On a sunny day (Tue, 15 Dec 2015 13:53:25 -0600) it happened John S wrote in :
I am not even sure of the accuracy of my multimeter, that was actually also only about 5 $. But I adjusted that pot in it with what was it the MCP1525 Microchip reference, Actually I have several of those multimeters and they all show different values.
This amp meter shows about the same as the multimeter but have not had those in series.
I do want to put out a word here for reality check: In Your Circuit Needs 0.1 % Resistors Then You Likely F*cked Up.
Sure there are scientific cases where somebody get a kick out of more behind the dot... But for the average and here we talk about induction cooking etc, if you move the load a millimeter then the current changes, even when water evaporates, temperature, in radio and TV, in 99.999 % of all applications 5% should be good enough and 1% overkill. A good designer can do it with 20%.
It is the same with glowball worming, we had and will have ice ages, and palm trees were found at the poles, earth axis will flip, magnetic field will change, and yet you accept being taxed for the weather for a mere uncertain 2 degrees that has actually not even risen the last hundred years or 2 hundred,. In short: NO I DID NOT VERIFY IT AGAINST THE STANDARD AMPERE. YES IT SEEMS ACCURATE ENOUGH FOR ME TO SEE THE LOAD ON THE BATTERY. Do you know the tolerances in battery capacity charge state at any time? Even the f*cking mains voltage? What has 'merrica come to? No wonder the F35 does not fly.
Loved the description: "The power supply end of the ammeter and measuring the ground USES a total design, that is to say, the power supply ground wire and test the ground wire is mutually, so only string ammeter test end after the electric appliances"
palm > trees were found at the poles, earth axis will flip, magnetic field will
in 2 > degrees that has actually not even risen the last hundred years or 2 hundred,.
The orientation of the the earth's magnetic field has no influence on globa l warming - and Jan's assertion that it might is a reflection of the depth of his thinking about the subject.
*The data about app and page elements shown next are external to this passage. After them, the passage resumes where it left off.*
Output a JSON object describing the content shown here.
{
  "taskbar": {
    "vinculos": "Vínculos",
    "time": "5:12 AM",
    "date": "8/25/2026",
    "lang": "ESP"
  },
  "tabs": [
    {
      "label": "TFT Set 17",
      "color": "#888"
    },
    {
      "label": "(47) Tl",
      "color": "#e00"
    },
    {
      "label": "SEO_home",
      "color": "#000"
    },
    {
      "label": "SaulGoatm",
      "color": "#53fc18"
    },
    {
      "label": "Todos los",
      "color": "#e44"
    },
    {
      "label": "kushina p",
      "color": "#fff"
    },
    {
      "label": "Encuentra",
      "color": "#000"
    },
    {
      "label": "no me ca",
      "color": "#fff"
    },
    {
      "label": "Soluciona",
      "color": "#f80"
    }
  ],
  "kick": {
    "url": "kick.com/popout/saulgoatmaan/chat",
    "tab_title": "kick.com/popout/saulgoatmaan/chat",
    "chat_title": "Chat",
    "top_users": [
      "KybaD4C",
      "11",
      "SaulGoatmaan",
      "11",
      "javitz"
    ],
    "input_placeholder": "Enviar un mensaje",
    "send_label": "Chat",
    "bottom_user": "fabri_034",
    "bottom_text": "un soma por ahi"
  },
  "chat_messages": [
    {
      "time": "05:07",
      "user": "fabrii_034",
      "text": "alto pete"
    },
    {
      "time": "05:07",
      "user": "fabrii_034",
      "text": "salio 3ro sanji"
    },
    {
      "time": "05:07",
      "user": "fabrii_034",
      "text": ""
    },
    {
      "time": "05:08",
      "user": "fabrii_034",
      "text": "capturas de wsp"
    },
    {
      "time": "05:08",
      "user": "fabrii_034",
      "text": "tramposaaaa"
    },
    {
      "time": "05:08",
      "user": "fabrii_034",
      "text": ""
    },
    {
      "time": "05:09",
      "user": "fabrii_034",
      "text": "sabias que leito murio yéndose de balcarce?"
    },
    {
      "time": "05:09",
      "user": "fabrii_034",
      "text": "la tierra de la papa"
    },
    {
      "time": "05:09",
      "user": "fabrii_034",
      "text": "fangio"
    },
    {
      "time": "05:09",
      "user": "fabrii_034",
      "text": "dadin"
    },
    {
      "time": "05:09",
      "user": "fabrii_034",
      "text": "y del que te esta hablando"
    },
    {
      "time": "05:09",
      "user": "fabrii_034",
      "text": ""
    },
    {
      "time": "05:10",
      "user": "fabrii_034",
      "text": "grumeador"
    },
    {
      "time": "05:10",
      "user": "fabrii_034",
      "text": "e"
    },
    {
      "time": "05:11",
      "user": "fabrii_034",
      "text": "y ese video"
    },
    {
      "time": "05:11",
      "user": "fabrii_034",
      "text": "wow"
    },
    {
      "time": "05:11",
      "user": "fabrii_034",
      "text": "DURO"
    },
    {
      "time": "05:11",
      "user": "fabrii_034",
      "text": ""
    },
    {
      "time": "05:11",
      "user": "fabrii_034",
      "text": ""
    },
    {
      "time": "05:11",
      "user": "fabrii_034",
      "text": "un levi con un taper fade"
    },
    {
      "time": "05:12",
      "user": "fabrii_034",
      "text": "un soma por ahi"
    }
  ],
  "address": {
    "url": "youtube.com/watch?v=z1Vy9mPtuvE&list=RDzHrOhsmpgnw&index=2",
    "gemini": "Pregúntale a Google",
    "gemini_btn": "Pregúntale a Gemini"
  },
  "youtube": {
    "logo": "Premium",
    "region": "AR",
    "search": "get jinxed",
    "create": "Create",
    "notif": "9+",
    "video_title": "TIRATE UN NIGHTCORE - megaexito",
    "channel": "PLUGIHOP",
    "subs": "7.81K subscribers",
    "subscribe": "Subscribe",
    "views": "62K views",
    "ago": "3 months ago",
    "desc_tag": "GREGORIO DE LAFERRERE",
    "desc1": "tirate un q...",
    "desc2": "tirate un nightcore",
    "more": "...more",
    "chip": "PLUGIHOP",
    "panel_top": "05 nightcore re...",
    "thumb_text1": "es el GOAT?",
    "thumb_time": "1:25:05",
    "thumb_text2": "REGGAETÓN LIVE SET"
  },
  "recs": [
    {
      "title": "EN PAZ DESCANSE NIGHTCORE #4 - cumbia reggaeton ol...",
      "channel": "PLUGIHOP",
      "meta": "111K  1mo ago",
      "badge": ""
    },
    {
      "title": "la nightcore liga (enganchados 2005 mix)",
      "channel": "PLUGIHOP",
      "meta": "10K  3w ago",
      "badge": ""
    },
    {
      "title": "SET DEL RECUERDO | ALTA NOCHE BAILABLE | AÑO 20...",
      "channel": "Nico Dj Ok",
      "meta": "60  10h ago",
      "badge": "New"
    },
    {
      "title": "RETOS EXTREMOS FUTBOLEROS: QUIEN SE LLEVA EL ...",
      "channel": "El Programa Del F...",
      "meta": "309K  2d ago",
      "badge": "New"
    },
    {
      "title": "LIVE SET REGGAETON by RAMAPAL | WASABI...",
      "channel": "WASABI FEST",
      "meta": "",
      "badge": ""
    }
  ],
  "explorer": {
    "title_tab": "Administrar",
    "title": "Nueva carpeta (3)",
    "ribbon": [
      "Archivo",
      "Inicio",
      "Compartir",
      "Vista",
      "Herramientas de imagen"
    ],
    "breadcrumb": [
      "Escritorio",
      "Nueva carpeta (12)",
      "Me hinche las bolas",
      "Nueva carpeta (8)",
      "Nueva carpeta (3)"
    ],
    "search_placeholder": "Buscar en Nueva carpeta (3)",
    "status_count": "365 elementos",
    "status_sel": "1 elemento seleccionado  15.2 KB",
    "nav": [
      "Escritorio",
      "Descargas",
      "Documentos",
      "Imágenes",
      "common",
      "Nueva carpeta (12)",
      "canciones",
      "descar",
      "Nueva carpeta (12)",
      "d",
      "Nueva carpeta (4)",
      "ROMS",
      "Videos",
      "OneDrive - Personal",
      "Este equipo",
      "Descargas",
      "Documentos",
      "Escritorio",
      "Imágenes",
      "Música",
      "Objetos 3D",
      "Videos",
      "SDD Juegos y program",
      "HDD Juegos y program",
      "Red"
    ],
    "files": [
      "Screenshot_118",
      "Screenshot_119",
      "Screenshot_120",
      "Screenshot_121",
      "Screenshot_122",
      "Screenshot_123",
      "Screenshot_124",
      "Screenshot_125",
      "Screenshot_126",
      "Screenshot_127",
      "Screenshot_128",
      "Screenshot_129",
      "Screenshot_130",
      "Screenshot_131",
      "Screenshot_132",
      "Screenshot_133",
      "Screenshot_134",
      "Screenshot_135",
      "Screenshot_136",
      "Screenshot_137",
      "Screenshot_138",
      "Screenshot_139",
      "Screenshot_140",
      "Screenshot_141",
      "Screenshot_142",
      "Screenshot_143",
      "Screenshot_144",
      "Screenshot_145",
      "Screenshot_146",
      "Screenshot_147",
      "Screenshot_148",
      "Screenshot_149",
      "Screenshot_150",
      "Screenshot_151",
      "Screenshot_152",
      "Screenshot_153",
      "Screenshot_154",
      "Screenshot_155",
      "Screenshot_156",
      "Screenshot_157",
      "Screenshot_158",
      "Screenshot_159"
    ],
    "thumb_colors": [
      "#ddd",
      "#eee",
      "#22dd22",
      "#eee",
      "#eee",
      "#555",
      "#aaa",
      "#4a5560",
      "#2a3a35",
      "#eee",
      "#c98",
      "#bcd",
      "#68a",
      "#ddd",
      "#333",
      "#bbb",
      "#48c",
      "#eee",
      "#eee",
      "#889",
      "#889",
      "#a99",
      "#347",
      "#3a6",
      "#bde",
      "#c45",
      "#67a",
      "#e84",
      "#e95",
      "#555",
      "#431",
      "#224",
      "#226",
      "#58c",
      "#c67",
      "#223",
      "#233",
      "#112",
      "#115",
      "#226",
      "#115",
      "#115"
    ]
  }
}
The earth's average temperature has risen by about one degree Celcius over the past 100 years and the train of logic that suggests that if we keep on raising the CO2 level in the atmosphere we'll get another degree Celcius of warming in rather less than one hundred years does incorporate the fact th at there were palm trees at the poles a long time ago when atmospheric CO2 levels were even higher. During the ice ages the atmospheric CO2 levels wen t down to 180ppm, and during interglacials (like this one) it goes up to 27
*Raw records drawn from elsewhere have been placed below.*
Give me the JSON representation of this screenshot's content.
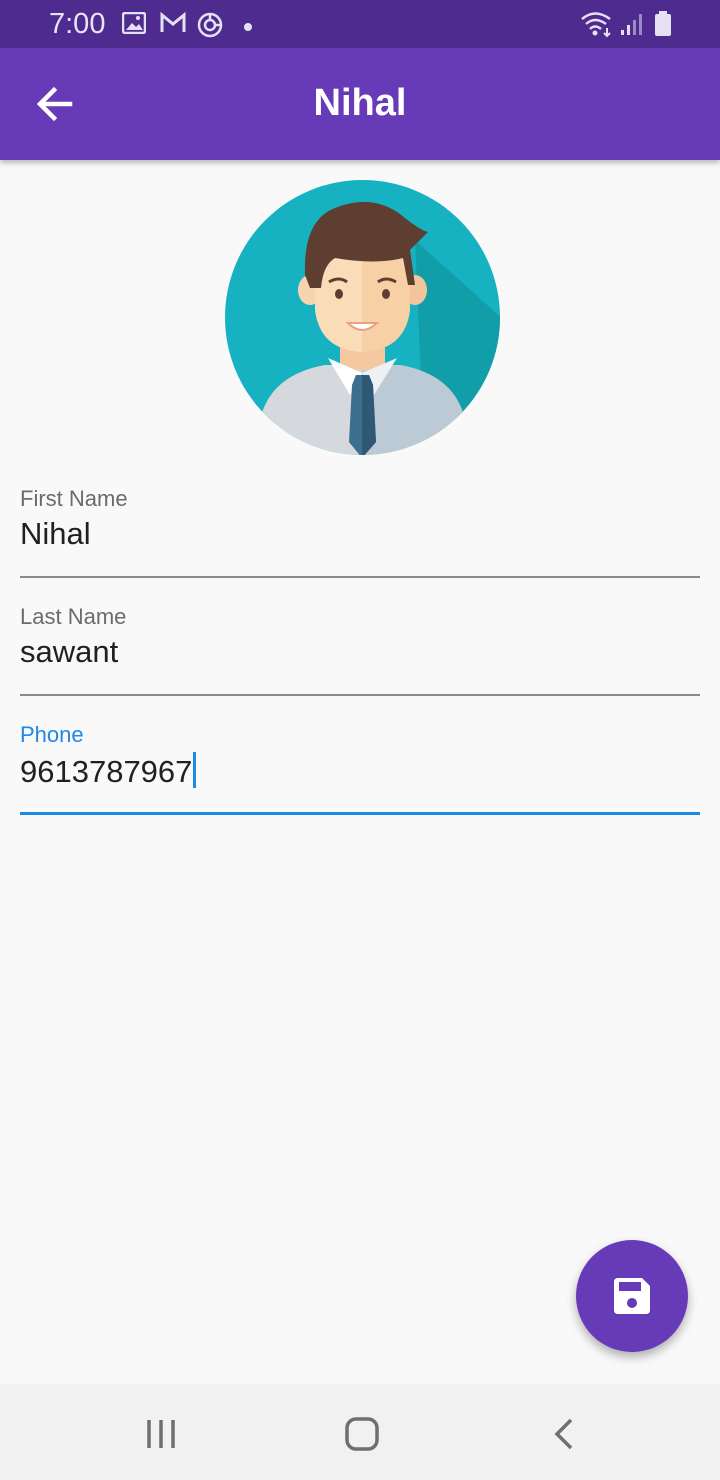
{
  "status_bar": {
    "time": "7:00",
    "left_icons": [
      "image-icon",
      "gmail-icon",
      "sync-icon",
      "dot-icon"
    ],
    "right_icons": [
      "wifi-icon",
      "signal-icon",
      "battery-icon"
    ]
  },
  "app_bar": {
    "title": "Nihal",
    "back_icon": "arrow-back-icon",
    "color": "#673ab7"
  },
  "profile": {
    "avatar_icon": "person-avatar-icon"
  },
  "form": {
    "first_name": {
      "label": "First Name",
      "value": "Nihal"
    },
    "last_name": {
      "label": "Last Name",
      "value": "sawant"
    },
    "phone": {
      "label": "Phone",
      "value": "9613787967",
      "focused": true
    }
  },
  "fab": {
    "icon": "save-icon",
    "color": "#673ab7"
  },
  "nav_bar": {
    "icons": [
      "recents-icon",
      "home-icon",
      "back-icon"
    ]
  },
  "colors": {
    "status_bar": "#4e2c8f",
    "accent_focus": "#1e88e5",
    "background": "#f9f9f9"
  }
}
0ppm until some ape starts digging up fossil carbon and burning it for fuel (which does seem to be a unique feature of this interglacial and may put o ff the next ice age for some time yet).
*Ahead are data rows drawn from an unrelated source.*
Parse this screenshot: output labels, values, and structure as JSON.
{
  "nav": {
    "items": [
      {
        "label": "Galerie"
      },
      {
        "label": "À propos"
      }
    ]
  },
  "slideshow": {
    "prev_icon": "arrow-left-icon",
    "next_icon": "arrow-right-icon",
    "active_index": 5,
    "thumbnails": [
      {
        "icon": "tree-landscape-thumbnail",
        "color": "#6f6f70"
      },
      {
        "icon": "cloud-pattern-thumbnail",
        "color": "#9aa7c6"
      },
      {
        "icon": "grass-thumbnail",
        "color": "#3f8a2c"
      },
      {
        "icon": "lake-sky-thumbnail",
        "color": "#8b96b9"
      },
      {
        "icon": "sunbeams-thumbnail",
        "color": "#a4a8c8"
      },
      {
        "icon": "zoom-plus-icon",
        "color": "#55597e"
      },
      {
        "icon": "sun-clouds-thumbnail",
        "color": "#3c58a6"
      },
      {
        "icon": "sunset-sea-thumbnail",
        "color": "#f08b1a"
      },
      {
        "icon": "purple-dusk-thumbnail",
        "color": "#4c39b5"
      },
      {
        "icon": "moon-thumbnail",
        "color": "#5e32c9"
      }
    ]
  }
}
Jan's difficulties with appreciating these facts come from his unwillingnes s to pay enough attention to the arguments - I wouldn't call him stupid, an y more than I'd call John Larkin or James Arthur stupid, but all three of t hem don't want to go to the trouble of understanding what's actually being said, and are happy to believe the self-serving nonsense on the subject bei ng pushed out by people who make a lot of money out of digging up fossil ca rbon and selling it as fuel, and want to be able to keep on doing that for as long as they can get away with it.